Firstly, a team of researchers at UC Berkeley using relatively recent data from Hubble and from the Keck observatory in Hawaii, created some very striking images of storms on the surface of the planet. These storms are unusually intense and unusually hot. Scientists were not expecting them, and are at a loss to explain them. Uranus doesn’t get a lot of sunlight. So, it’s hard to say where the heat for these storms is coming from.

Secondly, a researcher at the University of Arizona, Erich Karkoschka, was looking over twenty year old data from the Voyager 2 spacecraft and has come up with an extremely startling theory — he suggests that the southern half of Uranus rotates faster than the northern half does!
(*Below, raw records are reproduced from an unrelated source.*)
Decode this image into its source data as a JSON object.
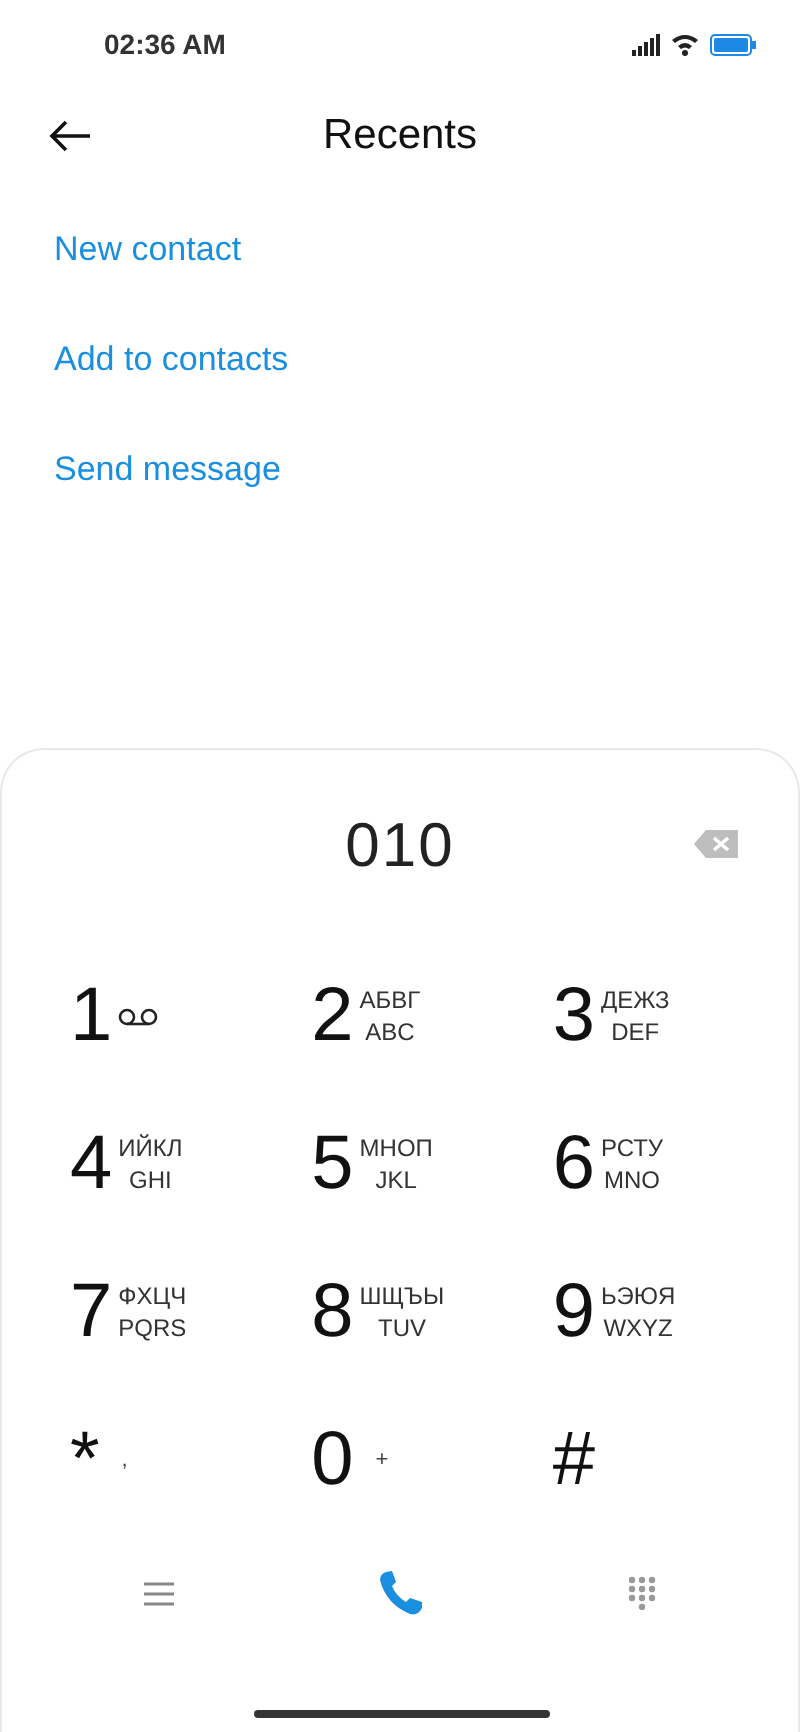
{
  "status_bar": {
    "time": "02:36 AM"
  },
  "header": {
    "title": "Recents"
  },
  "actions": [
    {
      "label": "New contact"
    },
    {
      "label": "Add to contacts"
    },
    {
      "label": "Send message"
    }
  ],
  "dialer": {
    "number": "010",
    "keys": [
      {
        "kind": "voicemail",
        "digit": "1"
      },
      {
        "kind": "letters",
        "digit": "2",
        "top": "АБВГ",
        "bottom": "ABC"
      },
      {
        "kind": "letters",
        "digit": "3",
        "top": "ДЕЖЗ",
        "bottom": "DEF"
      },
      {
        "kind": "letters",
        "digit": "4",
        "top": "ИЙКЛ",
        "bottom": "GHI"
      },
      {
        "kind": "letters",
        "digit": "5",
        "top": "МНОП",
        "bottom": "JKL"
      },
      {
        "kind": "letters",
        "digit": "6",
        "top": "РСТУ",
        "bottom": "MNO"
      },
      {
        "kind": "letters",
        "digit": "7",
        "top": "ФХЦЧ",
        "bottom": "PQRS"
      },
      {
        "kind": "letters",
        "digit": "8",
        "top": "ШЩЪЫ",
        "bottom": "TUV"
      },
      {
        "kind": "letters",
        "digit": "9",
        "top": "ЬЭЮЯ",
        "bottom": "WXYZ"
      },
      {
        "kind": "symbol",
        "digit": "*",
        "side": ","
      },
      {
        "kind": "symbol",
        "digit": "0",
        "side": "+"
      },
      {
        "kind": "plain",
        "digit": "#"
      }
    ]
  }
}
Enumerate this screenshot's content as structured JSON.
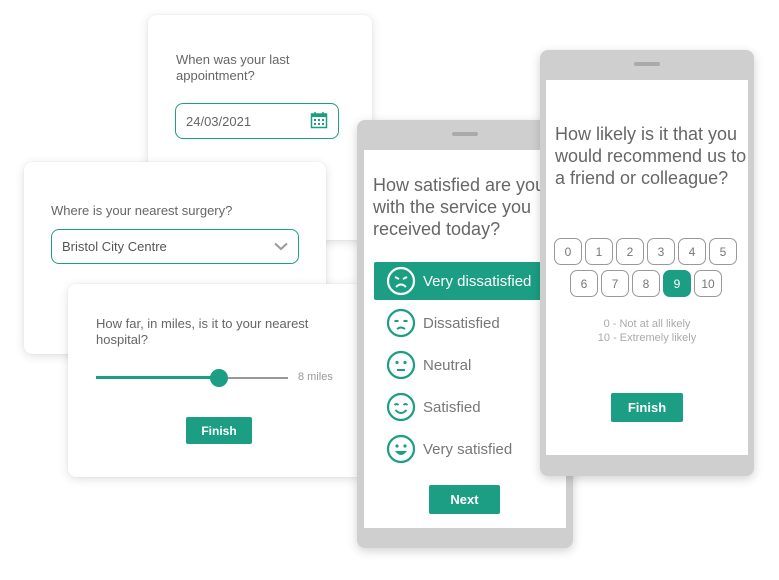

Since Mr. Karkoschka was working with old data, it’s a total coincidence that he announced his findings at around the same time that we’re seeing these mysteriously hot storms on the surface of the planet. But, I have to wonder, could his theory explain these storms? If the one half of Uranus is spinning faster than the other half, wouldn’t there be enormous pressure from friction along the equator, causing the kind of hot storms that we’re seeing right now?

Uranus is a crazy sideways planet, with crazy sideways seasons.

I heard a while ago that the farthest, coldest planet in our solar system was tilted on its side. Today, my older son had a field at the Adler Planetarium here in Chicago, and I had the chance to ask a question that had been bothering me. Does the axis of Uranus’ rotation point along the path of it’s rotation around the Sun, such that it still has a normal day and night? Or does it rotate pointing toward the Sun, such that one hemisphere is in constant daytime and one in constant night? The answer is even weirder than I thought. It’s axis of rotation, like the Earth’s, is fixed, such that it seems to rotate in relation to the Sun. So, it has seasons, like the Earth does. Only, on Uranus, if you lived in one particular place, you’d have two seasons with a relatively normal day/night cycle, one season of total daytime, and one season of total nighttime. Not to mention, each season on Uranus is over twenty years long!